So it’s the Jubilee Holidays and in typical Bank Holiday form, you sweat your pits out in a stifling office for weeks, longing for a break and when it comes along – it rains. Solidly. For the duration.
I know I should get out of bed and do something constructive, on my lonesome, but I just don’t have the heart and compunction to do so. Kind of reminds me when I was single (I married later in life) and I would go places on my own. It’s amazing how fast you can get around a stately home when you are only looking at things you want to look at. I eventually decided it was a complete waste of money. Almost I came, I saw, I buggered off double quick and didn’t get my money’s worth. You can’t linger on your own – well, I didn’t think I could. There’s safety in numbers sitting on a bench licking an ice cream. On your own you just look…. suspicious, weird, plotting?
So I find myself on a soaking went Bank Holiday Monday wondering what to do. And that’s how I got to thinking about Windolene. You just don’t see it these days. In the olden days (I’m talking about 5-10 years back) pre-DIY shows times, you didn’t WANT people to see the complete hash you were making transforming your front room into a state of the art lounging area. So whilst slopping distemper and whitewash everywhere, you’d wipe a layer of Windolene over the windows and it would dry out thus making it gloomy and difficult to paint on the inside and suspicious looking on the outside. Then you had the fun of being able to scratch little messages or smiley faces in the layer of dried Windolene (that was pre-computer game fun for the kiddies). You could even carve out a man with a big nose looking over a wall and write “what no Watney’s”…… that was adult pleasure.

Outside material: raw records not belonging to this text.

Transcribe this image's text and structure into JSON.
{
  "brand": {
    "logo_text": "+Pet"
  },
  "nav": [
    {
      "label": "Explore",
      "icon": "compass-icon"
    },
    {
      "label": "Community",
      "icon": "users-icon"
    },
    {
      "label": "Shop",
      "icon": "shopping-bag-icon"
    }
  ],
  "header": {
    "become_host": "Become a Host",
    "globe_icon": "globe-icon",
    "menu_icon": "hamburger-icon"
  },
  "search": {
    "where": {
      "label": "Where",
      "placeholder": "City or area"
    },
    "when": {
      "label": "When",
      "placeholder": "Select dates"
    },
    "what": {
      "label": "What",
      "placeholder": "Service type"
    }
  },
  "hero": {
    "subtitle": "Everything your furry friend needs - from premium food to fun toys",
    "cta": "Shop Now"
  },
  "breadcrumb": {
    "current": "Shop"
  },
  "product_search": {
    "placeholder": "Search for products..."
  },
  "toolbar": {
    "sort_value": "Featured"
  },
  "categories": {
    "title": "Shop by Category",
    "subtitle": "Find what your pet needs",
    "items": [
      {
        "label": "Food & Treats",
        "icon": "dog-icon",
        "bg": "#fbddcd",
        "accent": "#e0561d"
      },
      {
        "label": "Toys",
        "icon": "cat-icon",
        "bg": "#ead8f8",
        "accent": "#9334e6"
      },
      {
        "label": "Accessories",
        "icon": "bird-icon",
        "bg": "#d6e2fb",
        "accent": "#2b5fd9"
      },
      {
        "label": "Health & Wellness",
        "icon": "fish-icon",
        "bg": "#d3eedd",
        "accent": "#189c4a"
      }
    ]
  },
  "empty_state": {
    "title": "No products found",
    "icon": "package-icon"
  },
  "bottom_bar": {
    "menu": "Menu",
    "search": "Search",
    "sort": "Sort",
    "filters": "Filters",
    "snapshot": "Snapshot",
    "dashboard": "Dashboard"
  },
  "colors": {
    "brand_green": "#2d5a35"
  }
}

Why did they do that? The Windolene, not the “man with the big nose”. I think it must have been so that when you did slop paint all over the place, the paint would not stick to the glass, you could just wipe it off, plus have the added bonus of gleaming shiny windows to set off your new decor. But a flick through the interweb and I have seen comments like “to stop people seeing the mess you make when decorating”. Eh? Who gives a monkeys! You can’t make an omelette without breaking eggs. Do DIY SOS cover up their windows? No, I don’t think so.

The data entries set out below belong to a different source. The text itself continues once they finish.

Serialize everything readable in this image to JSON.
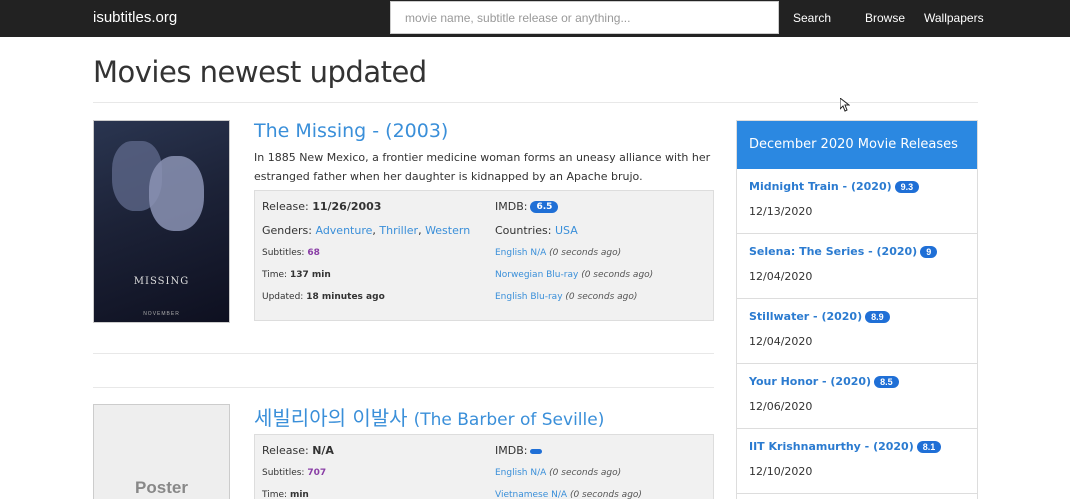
{
  "navbar": {
    "brand": "isubtitles.org",
    "search_placeholder": "movie name, subtitle release or anything...",
    "search_label": "Search",
    "browse_label": "Browse",
    "wallpapers_label": "Wallpapers"
  },
  "page": {
    "title": "Movies newest updated"
  },
  "movies": [
    {
      "title": "The Missing - (2003)",
      "poster_title": "MISSING",
      "poster_date": "NOVEMBER",
      "description": "In 1885 New Mexico, a frontier medicine woman forms an uneasy alliance with her estranged father when her daughter is kidnapped by an Apache brujo.",
      "release_label": "Release:",
      "release": "11/26/2003",
      "imdb_label": "IMDB:",
      "imdb": "6.5",
      "genders_label": "Genders:",
      "genres": [
        "Adventure",
        "Thriller",
        "Western"
      ],
      "countries_label": "Countries:",
      "country": "USA",
      "subtitles_label": "Subtitles:",
      "subtitles": "68",
      "time_label": "Time:",
      "time": "137 min",
      "updated_label": "Updated:",
      "updated": "18 minutes ago",
      "subs": [
        {
          "name": "English N/A",
          "ago": "(0 seconds ago)"
        },
        {
          "name": "Norwegian Blu-ray",
          "ago": "(0 seconds ago)"
        },
        {
          "name": "English Blu-ray",
          "ago": "(0 seconds ago)"
        }
      ]
    },
    {
      "title_native": "세빌리아의 이발사",
      "title_en": "(The Barber of Seville)",
      "poster_text": "Poster",
      "release_label": "Release:",
      "release": "N/A",
      "imdb_label": "IMDB:",
      "subtitles_label": "Subtitles:",
      "subtitles": "707",
      "time_label": "Time:",
      "time": "min",
      "subs": [
        {
          "name": "English N/A",
          "ago": "(0 seconds ago)"
        },
        {
          "name": "Vietnamese N/A",
          "ago": "(0 seconds ago)"
        }
      ]
    }
  ],
  "sidebar": {
    "heading": "December 2020 Movie Releases",
    "items": [
      {
        "title": "Midnight Train  - (2020)",
        "rating": "9.3",
        "date": "12/13/2020"
      },
      {
        "title": "Selena: The Series  - (2020)",
        "rating": "9",
        "date": "12/04/2020"
      },
      {
        "title": "Stillwater  - (2020)",
        "rating": "8.9",
        "date": "12/04/2020"
      },
      {
        "title": "Your Honor  - (2020)",
        "rating": "8.5",
        "date": "12/06/2020"
      },
      {
        "title": "IIT Krishnamurthy  - (2020)",
        "rating": "8.1",
        "date": "12/10/2020"
      }
    ]
  }
}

So, that’s Windolene for you. I wonder what they put in the stuff to make something so basic (water and possibly vinegar) so complex. I can’t even begin to think of the manufacturing process involved in making Windolene – what exactly is in the stuff! No wonder it’s not as popular. I remember using it once, stopped half way through the cleaning to have a chat, or do something more compelling and returning to the windows to find the wretched pink stuff had dried out and would only come off with a scraper. Horrible stuff. And then mum insisted we clean our windows with scrunched up newspapers and a bit of spit (no, the spit is poetic licence, she would say a splash of water). Apparently it was something in the newsprint that brought them up shiny. Life’s too short. Nowadays, for those who might possibly be interested in how I clean my windows (no not of interest to the majority of readers of my blog who are spammers) I use water, sometimes if I have any left, with a splash of window cleaning washing up liquid type stuff.

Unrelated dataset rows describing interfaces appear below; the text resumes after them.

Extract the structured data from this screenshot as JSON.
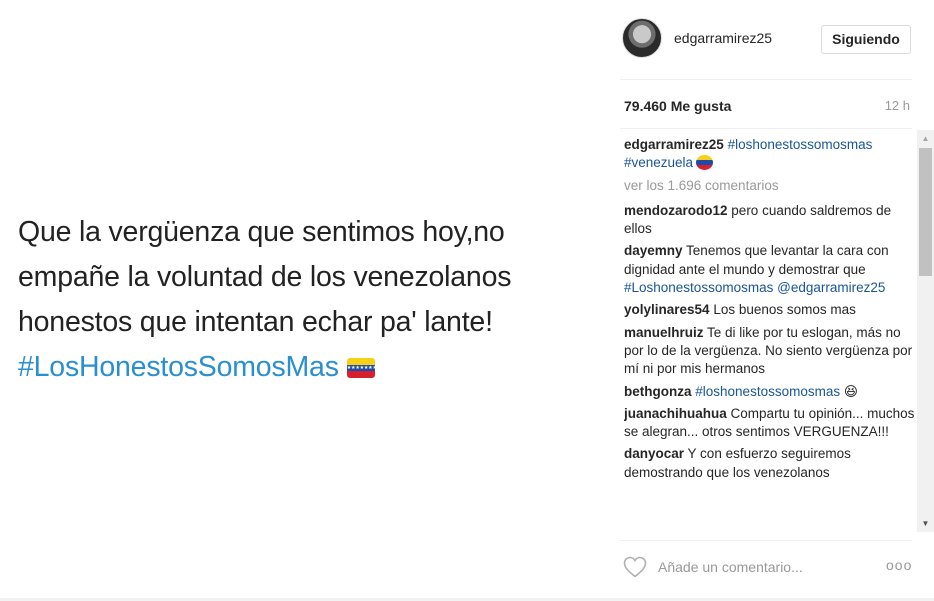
{
  "post": {
    "text_line1": "Que la vergüenza que sentimos hoy,no",
    "text_line2": "empañe la voluntad de los venezolanos",
    "text_line3": "honestos que intentan echar pa' lante!",
    "hashtag": "#LosHonestosSomosMas",
    "flag_icon": "venezuela-flag-icon"
  },
  "header": {
    "username": "edgarramirez25",
    "follow_label": "Siguiendo"
  },
  "stats": {
    "likes": "79.460 Me gusta",
    "time": "12 h"
  },
  "caption": {
    "user": "edgarramirez25",
    "tag1": "#loshonestossomosmas",
    "tag2": "#venezuela"
  },
  "view_all": "ver los 1.696 comentarios",
  "comments": [
    {
      "user": "mendozarodo12",
      "text": "pero cuando saldremos de ellos"
    },
    {
      "user": "dayemny",
      "text": "Tenemos que levantar la cara con dignidad ante el mundo y demostrar que ",
      "tag": "#Loshonestossomosmas",
      "tag2": "@edgarramirez25"
    },
    {
      "user": "yolylinares54",
      "text": "Los buenos somos mas"
    },
    {
      "user": "manuelhruiz",
      "text": "Te di like por tu eslogan, más no por lo de la vergüenza. No siento vergüenza por mí ni por mis hermanos"
    },
    {
      "user": "bethgonza",
      "tag": "#loshonestossomosmas",
      "emoji": "😆"
    },
    {
      "user": "juanachihuahua",
      "text": "Compartu tu opinión... muchos se alegran... otros sentimos VERGUENZA!!!"
    },
    {
      "user": "danyocar",
      "text": "Y con esfuerzo seguiremos demostrando que los venezolanos"
    }
  ],
  "footer": {
    "placeholder": "Añade un comentario...",
    "more": "ooo"
  },
  "colors": {
    "link": "#1a5596",
    "post_hashtag": "#2a8fd1",
    "muted": "#999999"
  }
}
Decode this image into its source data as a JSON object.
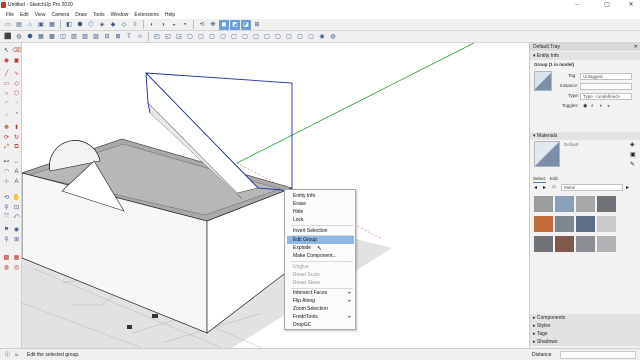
{
  "window": {
    "title": "Untitled - SketchUp Pro 2020",
    "minimize": "–",
    "maximize": "▢",
    "close": "✕"
  },
  "menu": [
    "File",
    "Edit",
    "View",
    "Camera",
    "Draw",
    "Tools",
    "Window",
    "Extensions",
    "Help"
  ],
  "context_menu": {
    "items": [
      {
        "label": "Entity Info",
        "state": "normal",
        "submenu": false
      },
      {
        "label": "Erase",
        "state": "normal",
        "submenu": false
      },
      {
        "label": "Hide",
        "state": "normal",
        "submenu": false
      },
      {
        "label": "Lock",
        "state": "normal",
        "submenu": false
      },
      {
        "label": "Invert Selection",
        "state": "normal",
        "submenu": false
      },
      {
        "label": "Edit Group",
        "state": "highlighted",
        "submenu": false
      },
      {
        "label": "Explode",
        "state": "normal",
        "submenu": false
      },
      {
        "label": "Make Component...",
        "state": "normal",
        "submenu": false
      },
      {
        "label": "Unglue",
        "state": "disabled",
        "submenu": false
      },
      {
        "label": "Reset Scale",
        "state": "disabled",
        "submenu": false
      },
      {
        "label": "Reset Skew",
        "state": "disabled",
        "submenu": false
      },
      {
        "label": "Intersect Faces",
        "state": "normal",
        "submenu": true
      },
      {
        "label": "Flip Along",
        "state": "normal",
        "submenu": true
      },
      {
        "label": "Zoom Selection",
        "state": "normal",
        "submenu": false
      },
      {
        "label": "FredoTools",
        "state": "normal",
        "submenu": true
      },
      {
        "label": "DropGC",
        "state": "normal",
        "submenu": false
      }
    ],
    "submenu_arrow": "▸"
  },
  "tray": {
    "title": "Default Tray",
    "entity_info": {
      "header": "Entity Info",
      "entity": "Group (1 in model)",
      "tag_label": "Tag:",
      "tag_value": "Untagged",
      "instance_label": "Instance:",
      "instance_value": "",
      "type_label": "Type:",
      "type_value": "Type: <undefined>",
      "toggles_label": "Toggles:"
    },
    "materials": {
      "header": "Materials",
      "current_name": "Default",
      "tab_select": "Select",
      "tab_edit": "Edit",
      "library": "Metal",
      "swatch_colors": [
        "#9a9c9e",
        "#8aa0b8",
        "#a8a8a8",
        "#6f7378",
        "#c46a3a",
        "#7d8691",
        "#5d6f86",
        "#c9c9c9",
        "#6f7276",
        "#7f5a4a",
        "#8b8e93",
        "#b0b2b4"
      ]
    },
    "collapsed": [
      "Components",
      "Styles",
      "Tags",
      "Shadows"
    ]
  },
  "status": {
    "hint": "Edit the selected group.",
    "measure_label": "Distance"
  },
  "colors": {
    "selection_blue": "#2030a8",
    "axis_green": "#2ca02c",
    "menu_highlight": "#8fb8e6"
  }
}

I’m really bored now. Not as bored as Mike will be because access to the gym is restricted today due to “sports day”. Apparently three people had signed up to compete in the sports day. Coming on the back of an arbitrary pay cut, I’m not surprised at the lack of community spirit. The Sheppey Cluster has decided to revisit the pay structure of those working within the prisons and Mike, who assists in the teaching of a Business Skills class (not allowed to teach, that’s down to the professionals) has had his pay drastically reduced. Contrary to popular belief, prisoner’s wages are not huge. Mike will drop down from something along the lines of £7.00 a day to £3.00 a day (I can’t remember the exact figure). I’ve never sent a penny into Mike since he went inside. And he doesn’t want me to start. He’ll just have to make compromises like I do on the outside. He has decided that although he enjoys and finds it worthwhile teaching fellow inmates how to run their own businesses after leaving prison, and let’s face it, when you’ve got a criminal record, sometimes it is the only way you will be able to find work, to work for yourself, he’d be better off doing voluntary work on the outside. So rather than do voluntary work with inmates on the inside, he’ll do it for those on the outside. No, it doesn’t make sense, but that’s what being in prison is all about.